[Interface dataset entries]
^^^^

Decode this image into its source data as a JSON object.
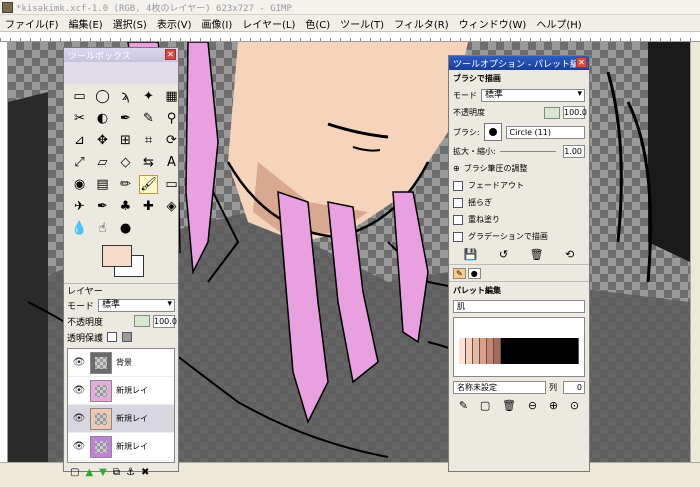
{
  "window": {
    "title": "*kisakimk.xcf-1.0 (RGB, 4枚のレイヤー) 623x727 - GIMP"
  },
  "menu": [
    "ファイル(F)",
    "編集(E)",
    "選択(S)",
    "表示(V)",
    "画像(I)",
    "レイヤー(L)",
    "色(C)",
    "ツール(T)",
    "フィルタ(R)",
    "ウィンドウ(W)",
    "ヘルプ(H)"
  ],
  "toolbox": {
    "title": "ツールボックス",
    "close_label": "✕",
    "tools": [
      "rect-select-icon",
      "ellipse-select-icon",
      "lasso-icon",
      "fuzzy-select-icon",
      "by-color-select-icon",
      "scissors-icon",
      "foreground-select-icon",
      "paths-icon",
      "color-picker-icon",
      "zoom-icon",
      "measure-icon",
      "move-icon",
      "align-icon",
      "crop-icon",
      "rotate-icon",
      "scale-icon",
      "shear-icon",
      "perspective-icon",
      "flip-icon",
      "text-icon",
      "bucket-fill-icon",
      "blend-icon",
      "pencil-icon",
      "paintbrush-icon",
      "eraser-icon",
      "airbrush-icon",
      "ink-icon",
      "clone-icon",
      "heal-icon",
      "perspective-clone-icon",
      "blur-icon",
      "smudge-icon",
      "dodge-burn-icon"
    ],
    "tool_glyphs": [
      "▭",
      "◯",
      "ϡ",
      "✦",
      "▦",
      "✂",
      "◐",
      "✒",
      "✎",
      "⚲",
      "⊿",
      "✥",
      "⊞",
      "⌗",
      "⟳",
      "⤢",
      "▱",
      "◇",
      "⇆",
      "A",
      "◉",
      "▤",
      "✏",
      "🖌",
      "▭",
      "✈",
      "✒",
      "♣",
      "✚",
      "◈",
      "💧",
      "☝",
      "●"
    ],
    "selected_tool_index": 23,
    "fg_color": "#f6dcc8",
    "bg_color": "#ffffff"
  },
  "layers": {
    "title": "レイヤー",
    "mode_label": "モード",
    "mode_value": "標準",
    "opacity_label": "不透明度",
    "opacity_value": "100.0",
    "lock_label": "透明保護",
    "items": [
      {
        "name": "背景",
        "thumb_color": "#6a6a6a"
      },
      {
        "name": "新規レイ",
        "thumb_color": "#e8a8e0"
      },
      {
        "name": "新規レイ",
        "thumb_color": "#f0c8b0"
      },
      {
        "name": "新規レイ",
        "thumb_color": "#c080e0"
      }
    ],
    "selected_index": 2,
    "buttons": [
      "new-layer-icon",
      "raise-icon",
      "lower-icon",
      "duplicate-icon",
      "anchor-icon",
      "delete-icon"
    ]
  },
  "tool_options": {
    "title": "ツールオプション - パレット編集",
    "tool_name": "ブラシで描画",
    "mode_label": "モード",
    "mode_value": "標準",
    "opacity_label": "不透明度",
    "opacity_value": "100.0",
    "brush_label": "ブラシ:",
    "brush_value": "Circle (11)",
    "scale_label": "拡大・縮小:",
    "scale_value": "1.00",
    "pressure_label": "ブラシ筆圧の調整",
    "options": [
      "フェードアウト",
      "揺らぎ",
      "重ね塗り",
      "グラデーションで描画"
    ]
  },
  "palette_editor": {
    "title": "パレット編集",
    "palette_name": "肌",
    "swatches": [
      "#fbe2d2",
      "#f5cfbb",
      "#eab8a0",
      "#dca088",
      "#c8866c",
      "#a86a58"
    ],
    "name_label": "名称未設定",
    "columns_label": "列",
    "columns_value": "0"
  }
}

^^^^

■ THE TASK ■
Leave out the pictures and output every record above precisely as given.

■ REPLY TO THE TASK ■
Decode this image into its source data as a JSON object.
{
  "window": {
    "title": "*kisakimk.xcf-1.0 (RGB, 4枚のレイヤー) 623x727 - GIMP"
  },
  "menu": [
    "ファイル(F)",
    "編集(E)",
    "選択(S)",
    "表示(V)",
    "画像(I)",
    "レイヤー(L)",
    "色(C)",
    "ツール(T)",
    "フィルタ(R)",
    "ウィンドウ(W)",
    "ヘルプ(H)"
  ],
  "toolbox": {
    "title": "ツールボックス",
    "close_label": "✕",
    "tools": [
      "rect-select-icon",
      "ellipse-select-icon",
      "lasso-icon",
      "fuzzy-select-icon",
      "by-color-select-icon",
      "scissors-icon",
      "foreground-select-icon",
      "paths-icon",
      "color-picker-icon",
      "zoom-icon",
      "measure-icon",
      "move-icon",
      "align-icon",
      "crop-icon",
      "rotate-icon",
      "scale-icon",
      "shear-icon",
      "perspective-icon",
      "flip-icon",
      "text-icon",
      "bucket-fill-icon",
      "blend-icon",
      "pencil-icon",
      "paintbrush-icon",
      "eraser-icon",
      "airbrush-icon",
      "ink-icon",
      "clone-icon",
      "heal-icon",
      "perspective-clone-icon",
      "blur-icon",
      "smudge-icon",
      "dodge-burn-icon"
    ],
    "tool_glyphs": [
      "▭",
      "◯",
      "ϡ",
      "✦",
      "▦",
      "✂",
      "◐",
      "✒",
      "✎",
      "⚲",
      "⊿",
      "✥",
      "⊞",
      "⌗",
      "⟳",
      "⤢",
      "▱",
      "◇",
      "⇆",
      "A",
      "◉",
      "▤",
      "✏",
      "🖌",
      "▭",
      "✈",
      "✒",
      "♣",
      "✚",
      "◈",
      "💧",
      "☝",
      "●"
    ],
    "selected_tool_index": 23,
    "fg_color": "#f6dcc8",
    "bg_color": "#ffffff"
  },
  "layers": {
    "title": "レイヤー",
    "mode_label": "モード",
    "mode_value": "標準",
    "opacity_label": "不透明度",
    "opacity_value": "100.0",
    "lock_label": "透明保護",
    "items": [
      {
        "name": "背景",
        "thumb_color": "#6a6a6a"
      },
      {
        "name": "新規レイ",
        "thumb_color": "#e8a8e0"
      },
      {
        "name": "新規レイ",
        "thumb_color": "#f0c8b0"
      },
      {
        "name": "新規レイ",
        "thumb_color": "#c080e0"
      }
    ],
    "selected_index": 2,
    "buttons": [
      "new-layer-icon",
      "raise-icon",
      "lower-icon",
      "duplicate-icon",
      "anchor-icon",
      "delete-icon"
    ]
  },
  "tool_options": {
    "title": "ツールオプション - パレット編集",
    "tool_name": "ブラシで描画",
    "mode_label": "モード",
    "mode_value": "標準",
    "opacity_label": "不透明度",
    "opacity_value": "100.0",
    "brush_label": "ブラシ:",
    "brush_value": "Circle (11)",
    "scale_label": "拡大・縮小:",
    "scale_value": "1.00",
    "pressure_label": "ブラシ筆圧の調整",
    "options": [
      "フェードアウト",
      "揺らぎ",
      "重ね塗り",
      "グラデーションで描画"
    ]
  },
  "palette_editor": {
    "title": "パレット編集",
    "palette_name": "肌",
    "swatches": [
      "#fbe2d2",
      "#f5cfbb",
      "#eab8a0",
      "#dca088",
      "#c8866c",
      "#a86a58"
    ],
    "name_label": "名称未設定",
    "columns_label": "列",
    "columns_value": "0"
  }
}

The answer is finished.